-- Opening Marker --

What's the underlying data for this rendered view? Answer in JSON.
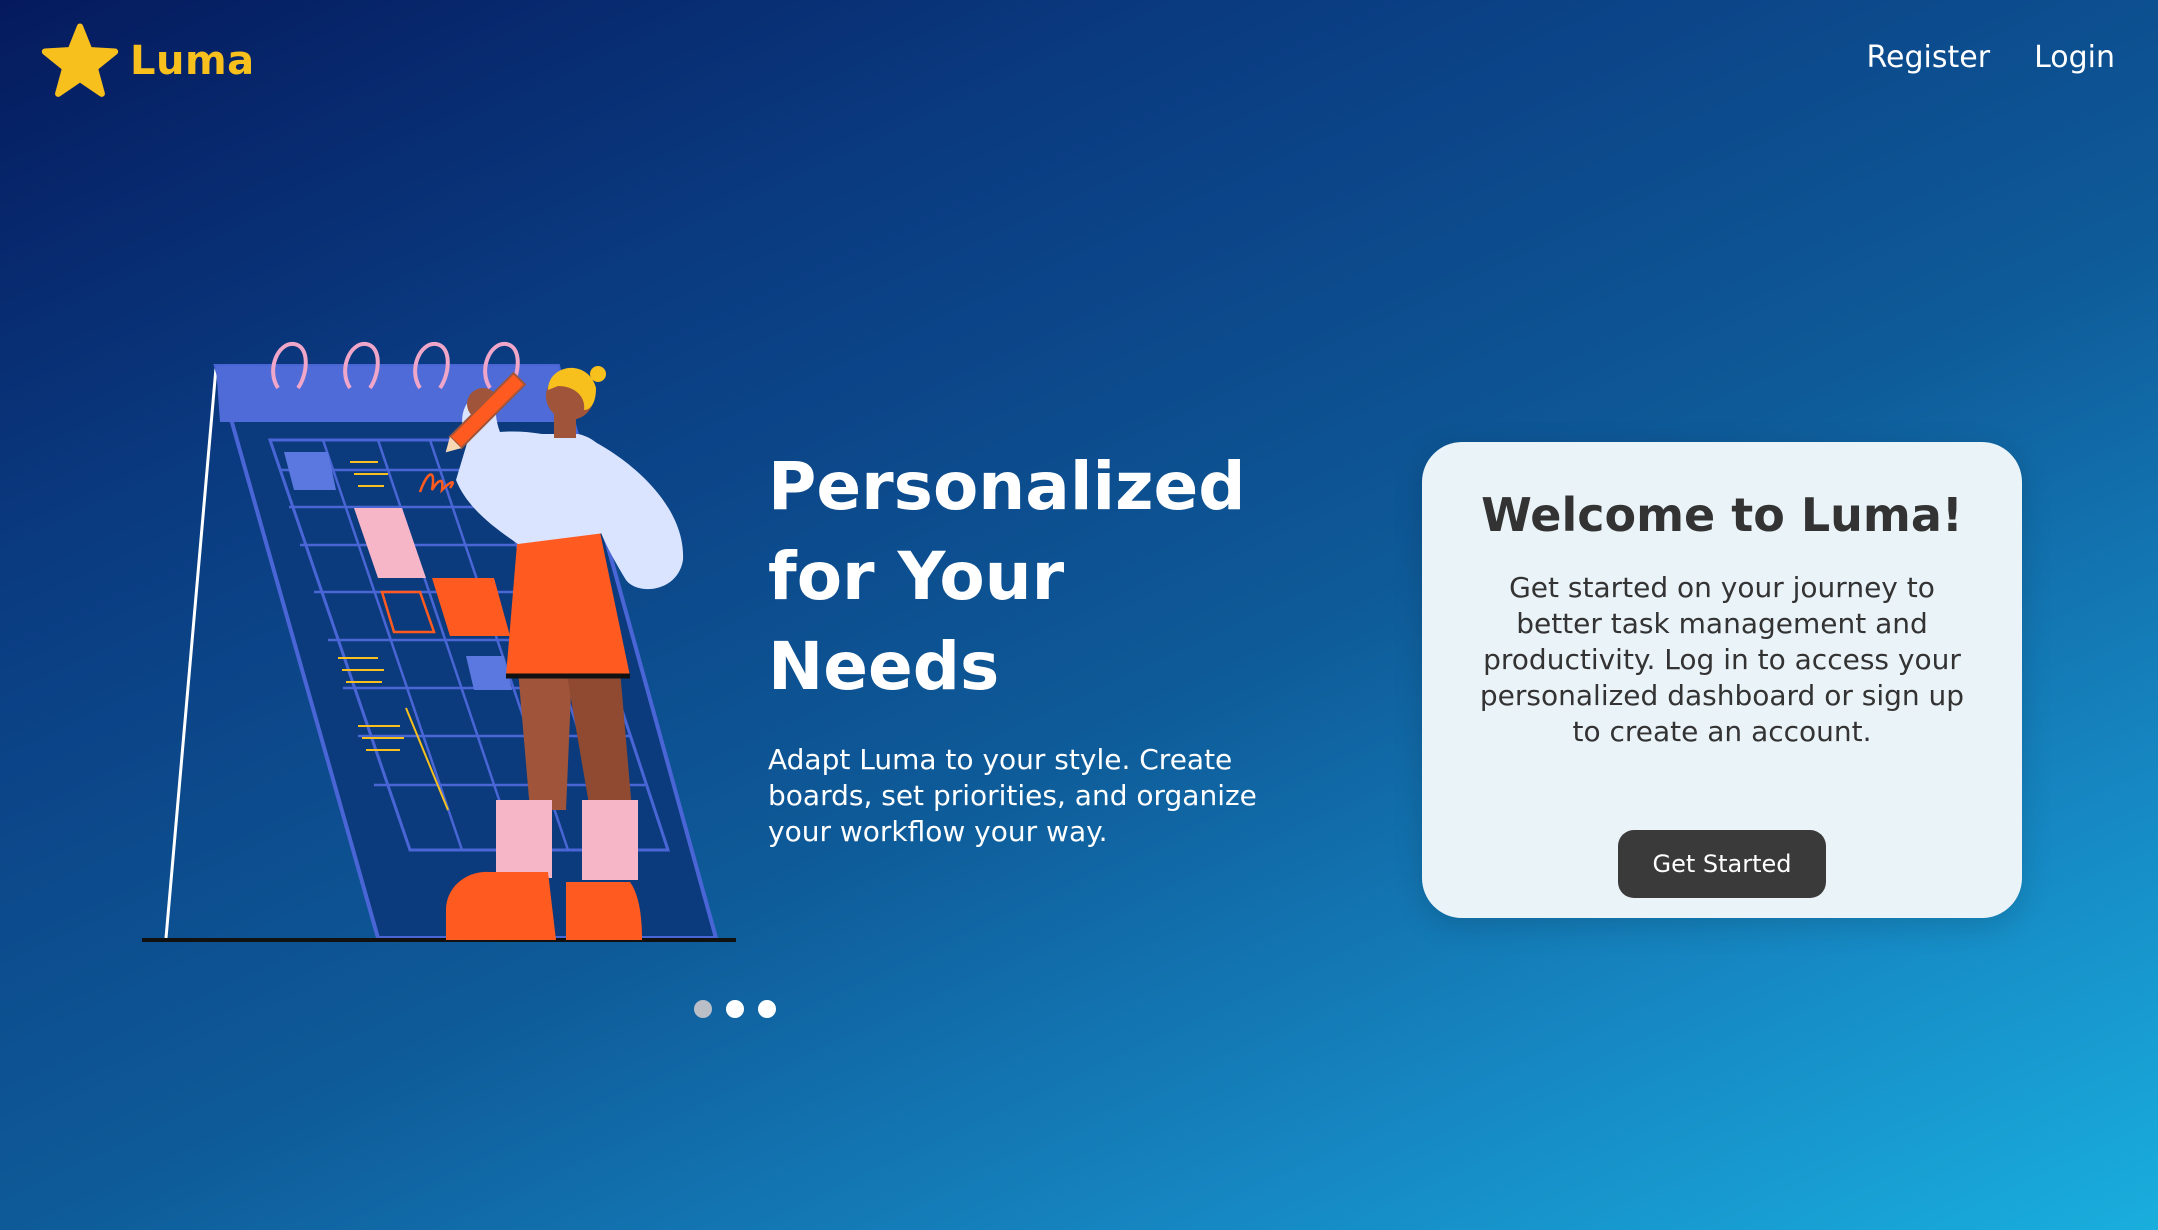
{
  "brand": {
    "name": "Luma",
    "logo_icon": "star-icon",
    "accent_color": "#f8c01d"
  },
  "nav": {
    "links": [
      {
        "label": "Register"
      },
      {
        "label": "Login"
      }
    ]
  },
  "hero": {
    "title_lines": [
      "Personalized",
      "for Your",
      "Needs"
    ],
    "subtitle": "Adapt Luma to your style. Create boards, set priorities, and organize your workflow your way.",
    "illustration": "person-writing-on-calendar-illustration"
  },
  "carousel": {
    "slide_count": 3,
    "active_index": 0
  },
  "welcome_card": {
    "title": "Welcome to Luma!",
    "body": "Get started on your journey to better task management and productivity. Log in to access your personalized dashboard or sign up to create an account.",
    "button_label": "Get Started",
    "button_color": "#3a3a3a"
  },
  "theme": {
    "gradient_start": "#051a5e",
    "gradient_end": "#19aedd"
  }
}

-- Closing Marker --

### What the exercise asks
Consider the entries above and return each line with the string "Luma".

### Response to the task
    "name": "Luma",
    "subtitle": "Adapt Luma to your style. Create boards, set priorities, and organize your workflow your way.",
    "title": "Welcome to Luma!",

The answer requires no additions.